RECORDS TO PROCESS Block Start
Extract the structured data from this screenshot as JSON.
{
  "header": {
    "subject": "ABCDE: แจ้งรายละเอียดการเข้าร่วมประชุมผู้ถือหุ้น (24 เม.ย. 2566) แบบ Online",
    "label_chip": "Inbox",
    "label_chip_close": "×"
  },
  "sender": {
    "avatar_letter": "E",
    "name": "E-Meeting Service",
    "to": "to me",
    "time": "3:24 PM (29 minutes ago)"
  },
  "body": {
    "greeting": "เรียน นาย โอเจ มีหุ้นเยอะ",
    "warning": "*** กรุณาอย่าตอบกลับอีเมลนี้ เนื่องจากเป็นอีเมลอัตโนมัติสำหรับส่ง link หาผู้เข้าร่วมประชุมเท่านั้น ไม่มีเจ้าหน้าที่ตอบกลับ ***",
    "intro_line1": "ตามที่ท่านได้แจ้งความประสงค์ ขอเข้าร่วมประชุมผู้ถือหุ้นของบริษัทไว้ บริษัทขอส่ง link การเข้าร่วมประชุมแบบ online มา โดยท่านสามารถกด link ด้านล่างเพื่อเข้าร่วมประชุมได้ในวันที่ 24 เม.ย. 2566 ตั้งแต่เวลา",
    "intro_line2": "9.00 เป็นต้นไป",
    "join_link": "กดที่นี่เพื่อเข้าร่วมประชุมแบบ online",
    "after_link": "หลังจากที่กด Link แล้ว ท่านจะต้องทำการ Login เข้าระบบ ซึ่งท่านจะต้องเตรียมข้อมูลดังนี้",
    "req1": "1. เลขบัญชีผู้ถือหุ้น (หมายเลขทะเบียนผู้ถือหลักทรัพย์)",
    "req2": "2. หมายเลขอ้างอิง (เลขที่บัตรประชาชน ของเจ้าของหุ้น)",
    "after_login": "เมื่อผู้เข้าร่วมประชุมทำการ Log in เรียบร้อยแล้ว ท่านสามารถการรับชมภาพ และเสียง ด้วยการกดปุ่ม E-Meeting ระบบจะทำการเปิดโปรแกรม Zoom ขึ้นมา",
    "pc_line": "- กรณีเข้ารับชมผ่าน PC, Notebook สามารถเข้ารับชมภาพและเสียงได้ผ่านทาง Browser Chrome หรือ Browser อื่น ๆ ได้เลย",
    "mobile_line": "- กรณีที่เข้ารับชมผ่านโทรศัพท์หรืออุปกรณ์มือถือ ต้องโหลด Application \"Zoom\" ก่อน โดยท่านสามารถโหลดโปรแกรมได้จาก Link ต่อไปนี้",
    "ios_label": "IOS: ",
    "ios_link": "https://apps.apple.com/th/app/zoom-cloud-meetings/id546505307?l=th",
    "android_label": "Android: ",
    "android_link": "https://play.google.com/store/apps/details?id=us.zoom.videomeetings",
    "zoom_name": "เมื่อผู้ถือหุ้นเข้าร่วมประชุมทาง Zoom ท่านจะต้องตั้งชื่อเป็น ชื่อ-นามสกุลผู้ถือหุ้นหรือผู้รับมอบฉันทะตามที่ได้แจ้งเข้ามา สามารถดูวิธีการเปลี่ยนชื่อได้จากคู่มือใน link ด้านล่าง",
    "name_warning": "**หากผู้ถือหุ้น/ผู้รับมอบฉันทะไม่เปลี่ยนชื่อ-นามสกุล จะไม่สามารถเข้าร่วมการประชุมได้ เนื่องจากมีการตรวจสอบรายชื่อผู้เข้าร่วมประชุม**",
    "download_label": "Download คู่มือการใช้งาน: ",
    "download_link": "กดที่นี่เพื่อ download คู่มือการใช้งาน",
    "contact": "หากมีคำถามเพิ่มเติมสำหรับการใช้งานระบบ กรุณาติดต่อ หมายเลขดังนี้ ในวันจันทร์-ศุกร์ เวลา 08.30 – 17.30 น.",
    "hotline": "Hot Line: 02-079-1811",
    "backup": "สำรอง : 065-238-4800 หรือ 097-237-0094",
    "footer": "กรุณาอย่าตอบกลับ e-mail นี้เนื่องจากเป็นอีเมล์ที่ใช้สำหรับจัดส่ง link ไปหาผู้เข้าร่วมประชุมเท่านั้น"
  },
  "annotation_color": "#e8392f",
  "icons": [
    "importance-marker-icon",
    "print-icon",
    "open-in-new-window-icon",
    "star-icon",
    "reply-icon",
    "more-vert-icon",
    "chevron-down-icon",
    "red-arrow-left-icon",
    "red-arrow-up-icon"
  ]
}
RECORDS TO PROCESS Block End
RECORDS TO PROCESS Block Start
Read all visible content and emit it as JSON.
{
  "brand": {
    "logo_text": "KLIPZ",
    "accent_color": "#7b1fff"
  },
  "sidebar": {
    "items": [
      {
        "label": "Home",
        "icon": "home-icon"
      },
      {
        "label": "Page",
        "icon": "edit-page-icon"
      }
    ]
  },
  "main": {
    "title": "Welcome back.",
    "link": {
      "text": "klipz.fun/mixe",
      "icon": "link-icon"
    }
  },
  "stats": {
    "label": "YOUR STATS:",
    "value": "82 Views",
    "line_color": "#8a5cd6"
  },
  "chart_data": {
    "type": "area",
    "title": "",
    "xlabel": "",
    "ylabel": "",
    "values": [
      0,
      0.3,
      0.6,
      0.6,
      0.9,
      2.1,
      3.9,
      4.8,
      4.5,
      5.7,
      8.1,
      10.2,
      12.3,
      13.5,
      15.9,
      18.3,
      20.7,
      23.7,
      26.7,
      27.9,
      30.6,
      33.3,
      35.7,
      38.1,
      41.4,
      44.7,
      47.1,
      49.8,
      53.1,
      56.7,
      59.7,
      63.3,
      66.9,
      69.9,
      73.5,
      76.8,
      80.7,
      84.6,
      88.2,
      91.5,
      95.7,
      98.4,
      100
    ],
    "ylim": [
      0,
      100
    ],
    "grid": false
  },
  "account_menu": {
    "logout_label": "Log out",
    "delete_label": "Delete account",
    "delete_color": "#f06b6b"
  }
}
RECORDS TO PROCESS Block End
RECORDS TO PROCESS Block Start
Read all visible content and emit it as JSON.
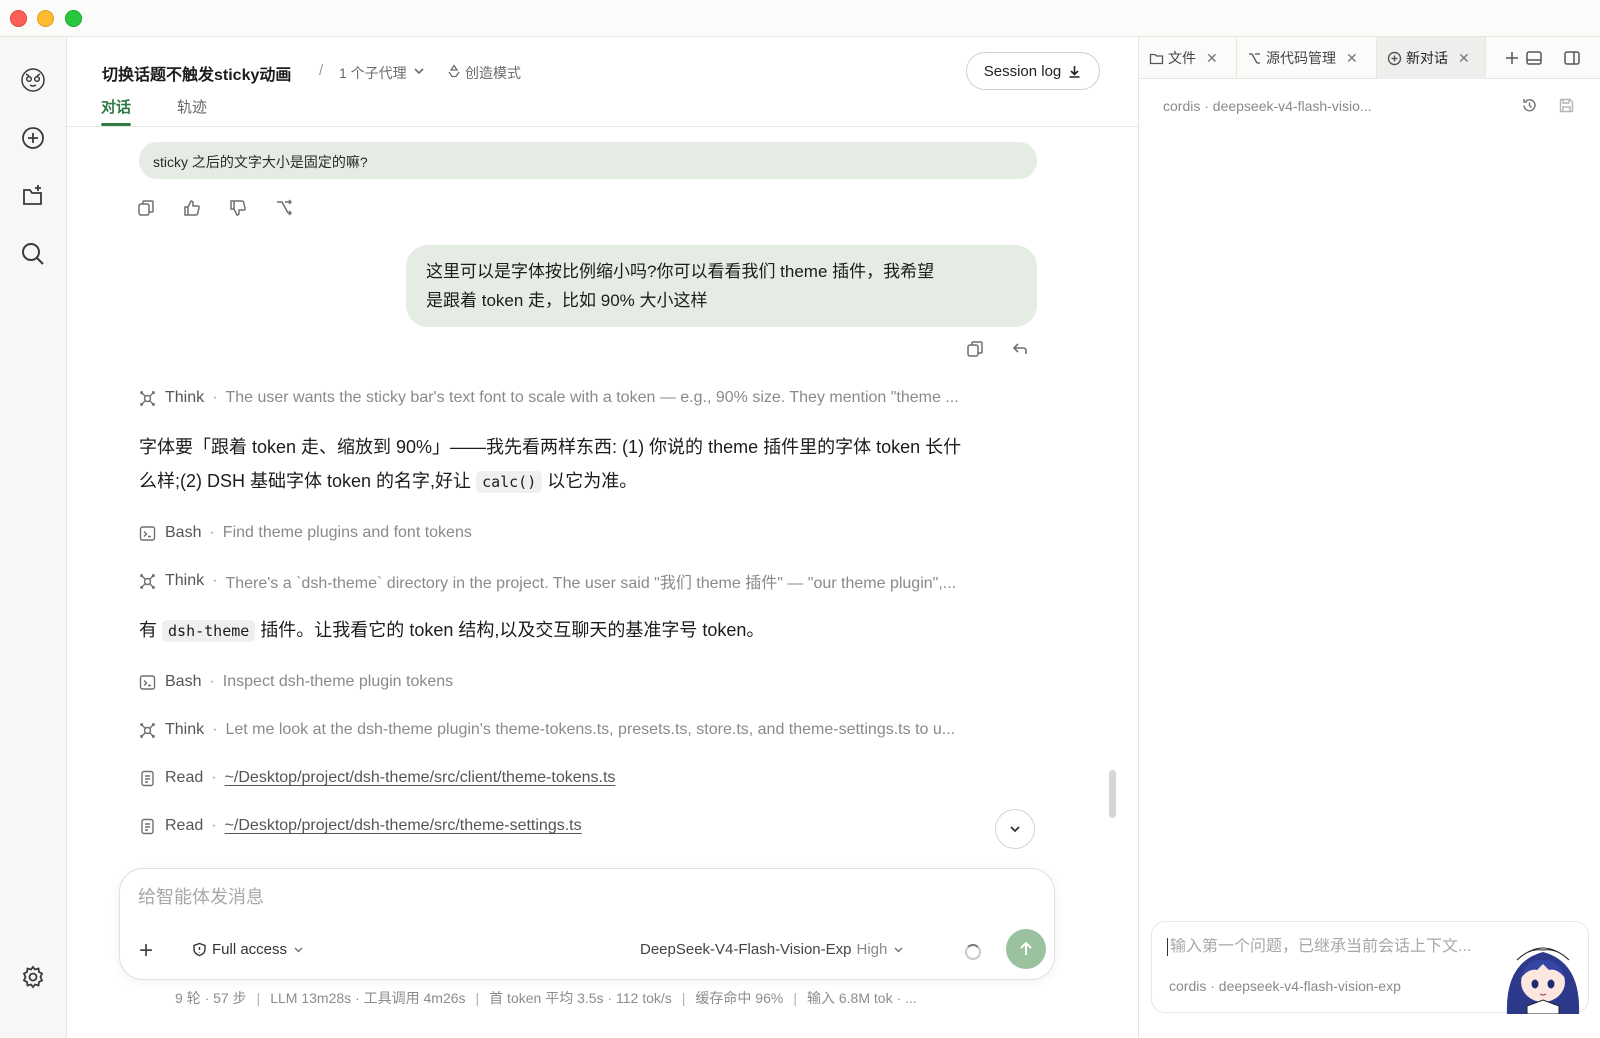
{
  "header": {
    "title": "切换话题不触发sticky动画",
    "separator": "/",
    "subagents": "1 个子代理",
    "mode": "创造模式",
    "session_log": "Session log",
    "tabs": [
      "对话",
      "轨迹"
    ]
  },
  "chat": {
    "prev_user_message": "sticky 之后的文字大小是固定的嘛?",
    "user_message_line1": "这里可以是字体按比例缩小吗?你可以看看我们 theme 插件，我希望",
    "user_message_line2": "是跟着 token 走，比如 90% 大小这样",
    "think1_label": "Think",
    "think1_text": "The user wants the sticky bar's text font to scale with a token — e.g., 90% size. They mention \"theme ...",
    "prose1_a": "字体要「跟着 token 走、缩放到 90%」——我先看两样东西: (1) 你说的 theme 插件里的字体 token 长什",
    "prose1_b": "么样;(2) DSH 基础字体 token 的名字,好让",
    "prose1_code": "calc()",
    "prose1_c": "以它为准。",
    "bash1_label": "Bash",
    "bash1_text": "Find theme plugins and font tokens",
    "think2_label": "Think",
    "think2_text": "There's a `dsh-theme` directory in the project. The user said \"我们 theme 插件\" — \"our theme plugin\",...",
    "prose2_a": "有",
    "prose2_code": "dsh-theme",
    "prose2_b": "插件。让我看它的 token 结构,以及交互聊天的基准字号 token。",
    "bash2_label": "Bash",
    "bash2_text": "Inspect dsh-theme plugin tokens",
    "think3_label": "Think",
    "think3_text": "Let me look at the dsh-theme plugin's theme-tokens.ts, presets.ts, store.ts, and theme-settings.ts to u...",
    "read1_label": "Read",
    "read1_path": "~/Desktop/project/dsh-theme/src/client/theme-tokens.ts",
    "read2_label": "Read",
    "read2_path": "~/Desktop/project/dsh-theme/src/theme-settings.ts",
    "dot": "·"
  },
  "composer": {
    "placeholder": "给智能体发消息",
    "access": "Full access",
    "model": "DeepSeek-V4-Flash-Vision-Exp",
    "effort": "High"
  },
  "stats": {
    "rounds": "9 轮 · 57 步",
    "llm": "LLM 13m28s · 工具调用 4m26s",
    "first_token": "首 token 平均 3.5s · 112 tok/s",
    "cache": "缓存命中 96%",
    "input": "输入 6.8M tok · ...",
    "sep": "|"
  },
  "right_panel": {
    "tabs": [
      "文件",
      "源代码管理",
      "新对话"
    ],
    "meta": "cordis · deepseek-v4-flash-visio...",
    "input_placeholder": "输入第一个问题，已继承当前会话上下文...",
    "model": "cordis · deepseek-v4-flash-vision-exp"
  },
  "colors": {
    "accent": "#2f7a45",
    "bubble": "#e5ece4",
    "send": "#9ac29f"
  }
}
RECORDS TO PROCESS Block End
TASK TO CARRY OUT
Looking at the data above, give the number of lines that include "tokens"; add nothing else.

EXERCISE OUTPUT
4